Then on to "The Riddle of Erskine Childers", again really good stuff. Probably relevant no one sure if he was spying for the Brits (while working at the centre of government) or the Irish.
Seems very topical given the recent press on Arthur Ransome.
Who alleged that AR was a Russian spy and why? OK, I know that he was a correspondent in Russia, and wife was Trotsky's secretary, but... In fact, having a wife associated with Trotsky, the arch "enemy of the people", would, I would have thought, made it even less likely he was a spy, but I'm curious where the idea comes from.
As for Erskine, I'm afraid I haven't read his (detailed) biography, but being shot by as an alleged traitor, while not conclusive, is not really a normal thing to happen to the average man on the street, is it?
He was an honourable heroic freedom fighter! He did gun run arms to the IRA on board his yacht the Asgard, but he was actually executed by an Irish Free State Firing Squad after mounting a rather fierce anti-treaty campaign for Dev's lot, and then making the mistake of being caught with a pistol in his possession.

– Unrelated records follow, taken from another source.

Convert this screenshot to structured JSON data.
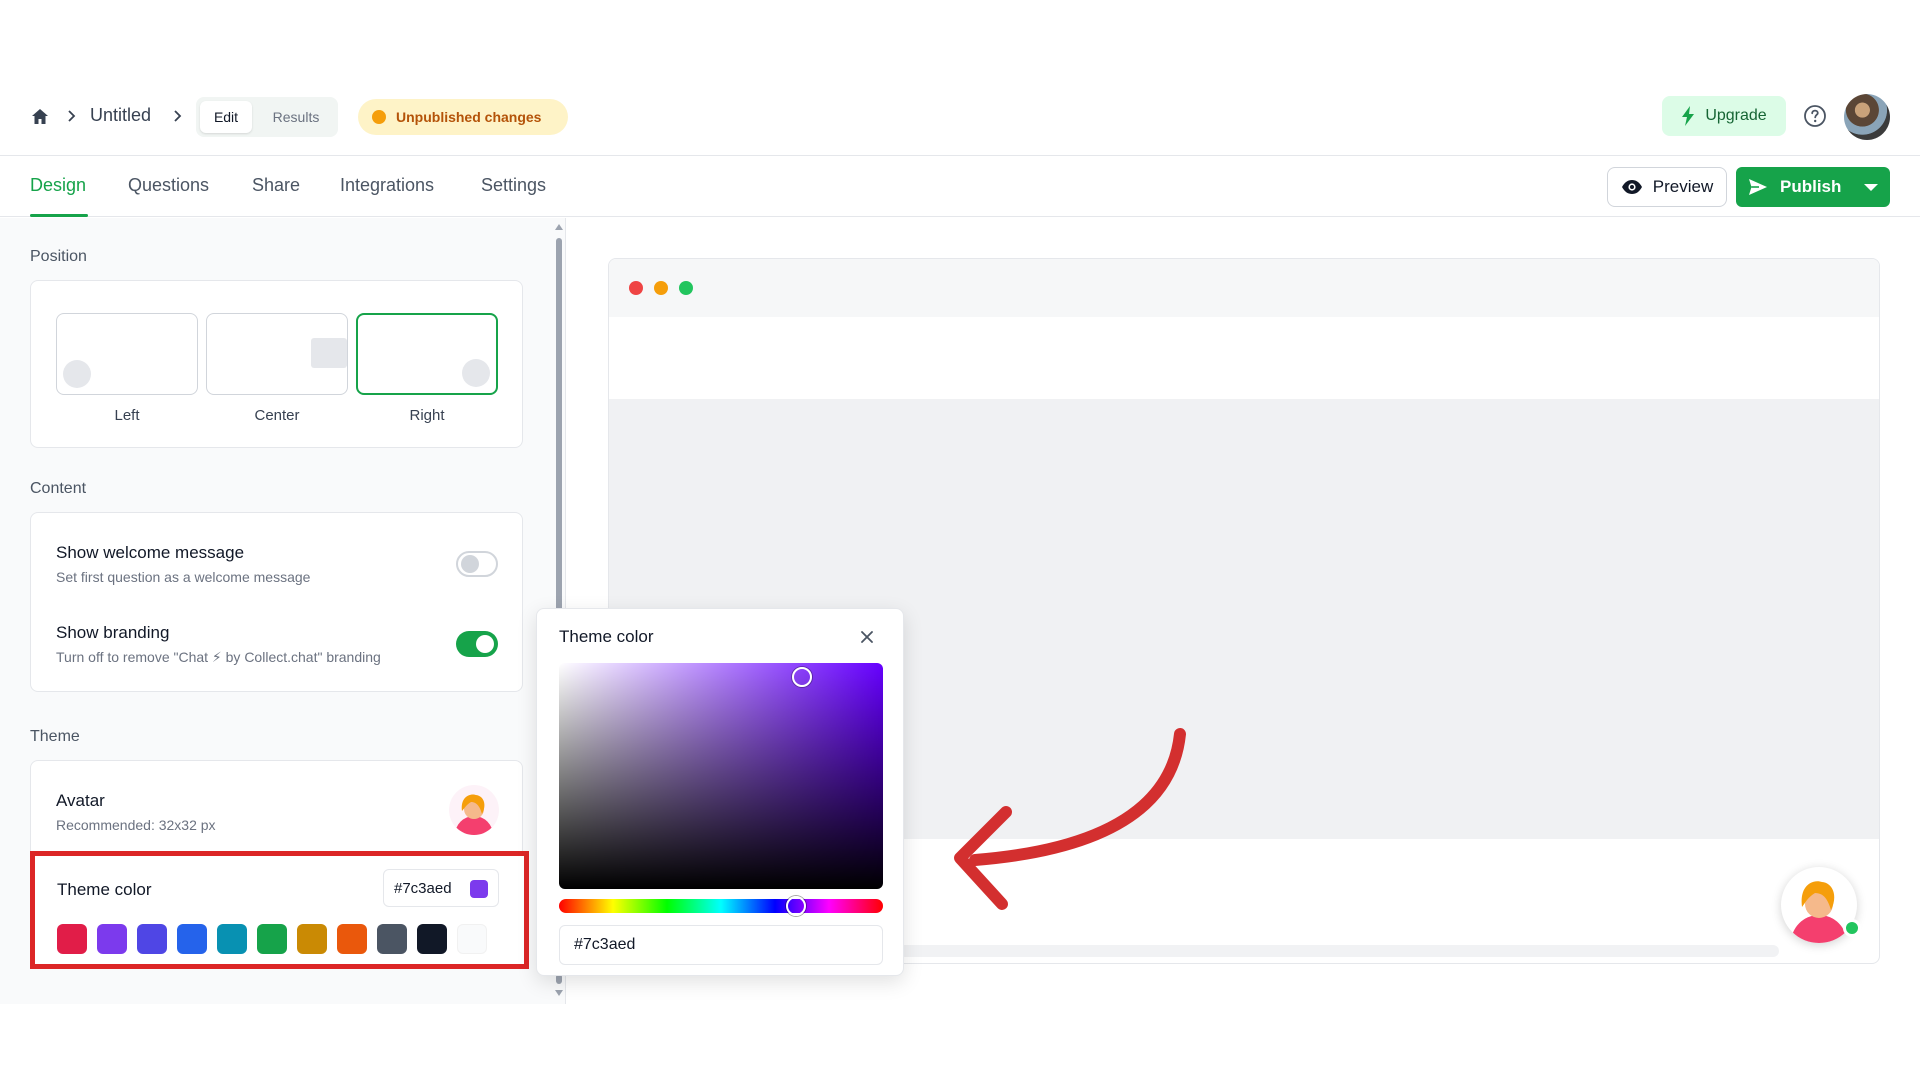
{
  "header": {
    "breadcrumb_title": "Untitled",
    "segment": {
      "edit": "Edit",
      "results": "Results"
    },
    "status_badge": "Unpublished changes",
    "upgrade_label": "Upgrade"
  },
  "tabs": [
    {
      "label": "Design",
      "active": true
    },
    {
      "label": "Questions"
    },
    {
      "label": "Share"
    },
    {
      "label": "Integrations"
    },
    {
      "label": "Settings"
    }
  ],
  "actions": {
    "preview_label": "Preview",
    "publish_label": "Publish"
  },
  "position": {
    "section_label": "Position",
    "options": [
      "Left",
      "Center",
      "Right"
    ],
    "selected": "Right"
  },
  "content": {
    "section_label": "Content",
    "welcome": {
      "title": "Show welcome message",
      "subtitle": "Set first question as a welcome message",
      "enabled": false
    },
    "branding": {
      "title": "Show branding",
      "subtitle": "Turn off to remove \"Chat ⚡ by Collect.chat\" branding",
      "enabled": true
    }
  },
  "theme": {
    "section_label": "Theme",
    "avatar": {
      "title": "Avatar",
      "subtitle": "Recommended: 32x32 px"
    },
    "theme_color": {
      "title": "Theme color",
      "value": "#7c3aed"
    },
    "swatches": [
      "#e11d48",
      "#7c3aed",
      "#4f46e5",
      "#2563eb",
      "#0891b2",
      "#16a34a",
      "#ca8a04",
      "#ea580c",
      "#4b5563",
      "#111827",
      "#f9fafb"
    ]
  },
  "picker": {
    "title": "Theme color",
    "value": "#7c3aed",
    "saturation": 0.75,
    "brightness": 0.94,
    "hue": 263
  },
  "colors": {
    "accent": "#16a34a",
    "highlight_box": "#dc2626",
    "annotation_arrow": "#d32f2f",
    "traffic_lights": [
      "#ef4444",
      "#f59e0b",
      "#22c55e"
    ]
  }
}
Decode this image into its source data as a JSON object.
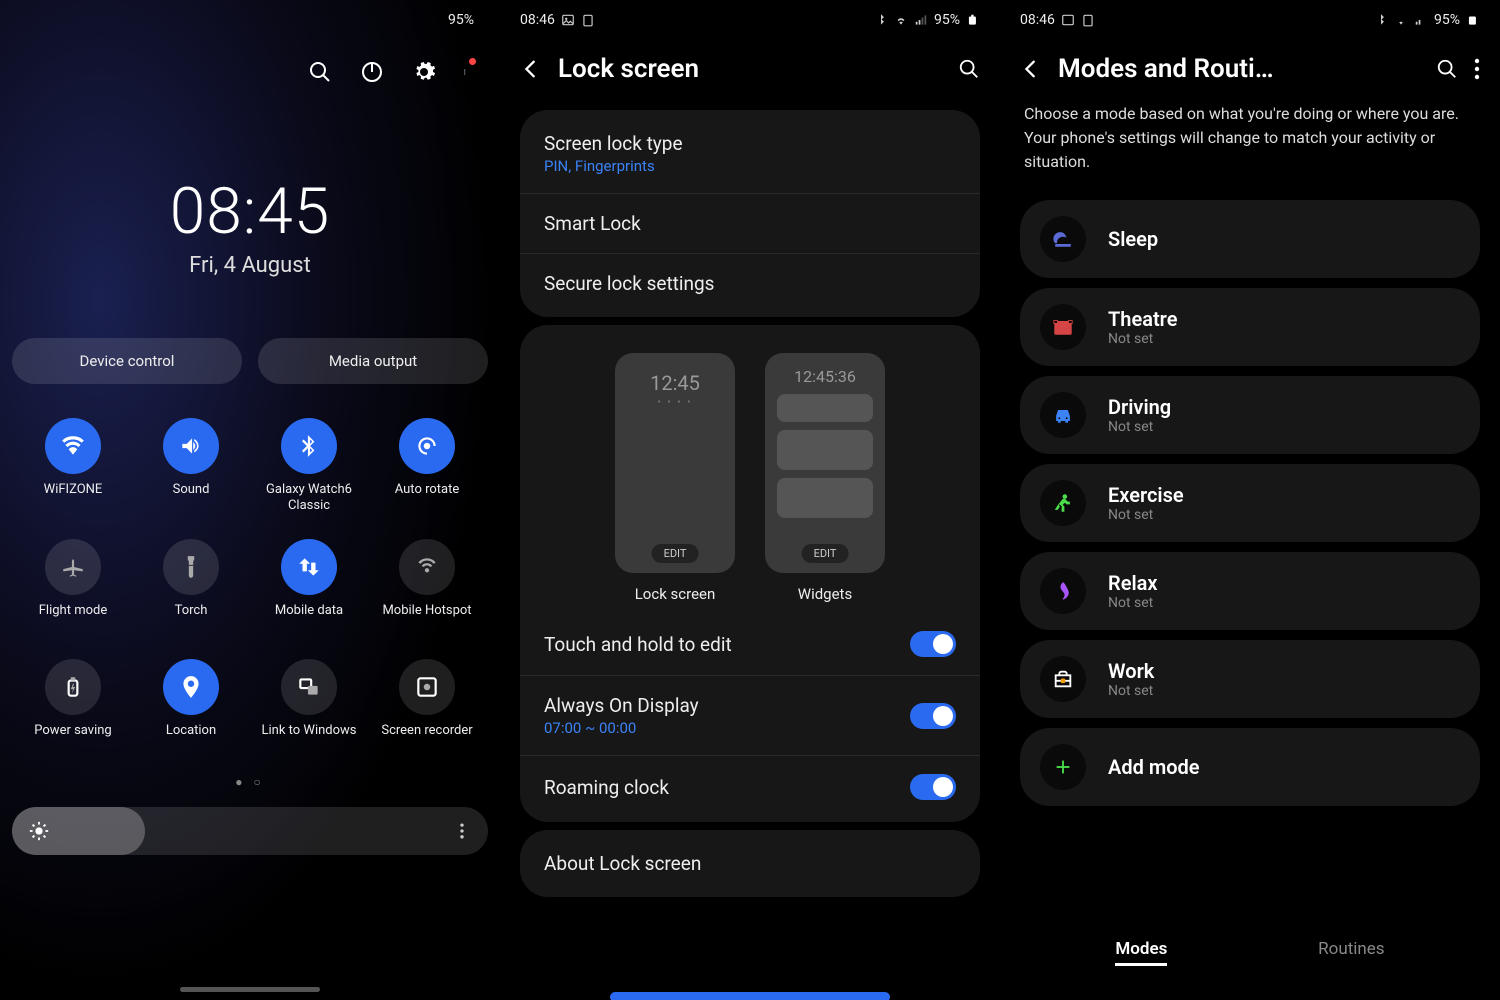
{
  "status": {
    "time": "08:46",
    "battery": "95%"
  },
  "panel1": {
    "clock": "08:45",
    "date": "Fri, 4 August",
    "chips": [
      "Device control",
      "Media output"
    ],
    "tiles": [
      {
        "label": "WiFIZONE",
        "icon": "wifi",
        "on": true
      },
      {
        "label": "Sound",
        "icon": "sound",
        "on": true
      },
      {
        "label": "Galaxy Watch6 Classic",
        "icon": "bluetooth",
        "on": true
      },
      {
        "label": "Auto rotate",
        "icon": "rotate",
        "on": true
      },
      {
        "label": "Flight mode",
        "icon": "plane",
        "on": false
      },
      {
        "label": "Torch",
        "icon": "torch",
        "on": false
      },
      {
        "label": "Mobile data",
        "icon": "data",
        "on": true
      },
      {
        "label": "Mobile Hotspot",
        "icon": "hotspot",
        "on": false
      },
      {
        "label": "Power saving",
        "icon": "battery",
        "on": false
      },
      {
        "label": "Location",
        "icon": "location",
        "on": true
      },
      {
        "label": "Link to Windows",
        "icon": "link",
        "on": false
      },
      {
        "label": "Screen recorder",
        "icon": "record",
        "on": false
      }
    ]
  },
  "panel2": {
    "title": "Lock screen",
    "screen_lock_type": {
      "title": "Screen lock type",
      "sub": "PIN, Fingerprints"
    },
    "smart_lock": "Smart Lock",
    "secure_lock": "Secure lock settings",
    "preview_lock": {
      "time": "12:45",
      "edit": "EDIT",
      "label": "Lock screen"
    },
    "preview_widgets": {
      "time": "12:45:36",
      "edit": "EDIT",
      "label": "Widgets"
    },
    "touch_hold": "Touch and hold to edit",
    "aod": {
      "title": "Always On Display",
      "sub": "07:00 ~ 00:00"
    },
    "roaming": "Roaming clock",
    "about": "About Lock screen"
  },
  "panel3": {
    "title": "Modes and Routi…",
    "desc": "Choose a mode based on what you're doing or where you are. Your phone's settings will change to match your activity or situation.",
    "modes": [
      {
        "title": "Sleep",
        "sub": "",
        "icon": "sleep",
        "color": "#5b6bd6"
      },
      {
        "title": "Theatre",
        "sub": "Not set",
        "icon": "theatre",
        "color": "#d64545"
      },
      {
        "title": "Driving",
        "sub": "Not set",
        "icon": "driving",
        "color": "#3b82f6"
      },
      {
        "title": "Exercise",
        "sub": "Not set",
        "icon": "exercise",
        "color": "#4ade4a"
      },
      {
        "title": "Relax",
        "sub": "Not set",
        "icon": "relax",
        "color": "#a855f7"
      },
      {
        "title": "Work",
        "sub": "Not set",
        "icon": "work",
        "color": "#f59e0b"
      }
    ],
    "add_mode": "Add mode",
    "tabs": [
      "Modes",
      "Routines"
    ]
  }
}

A tragic loss. Just one of many in the Irish Civil War.
Oh, don't get excited about those old charts, as the Friesian Islands are quite better covered here http://j.neostrada.pl/mapy/ . I thought it was the Baltic you were looking for... /forums/images/graemlins/tongue.gif
According to the forward(by Geoffrey Household) "He was described by Winston Churchill as showing deadly and malignant hatred for England", yet the night before he was shot he wrote to his wife saying, "I die loving England". Apparently he shook hands with each member of the firing squad and said, "Take a step or two closer lads, it'll be easier that way".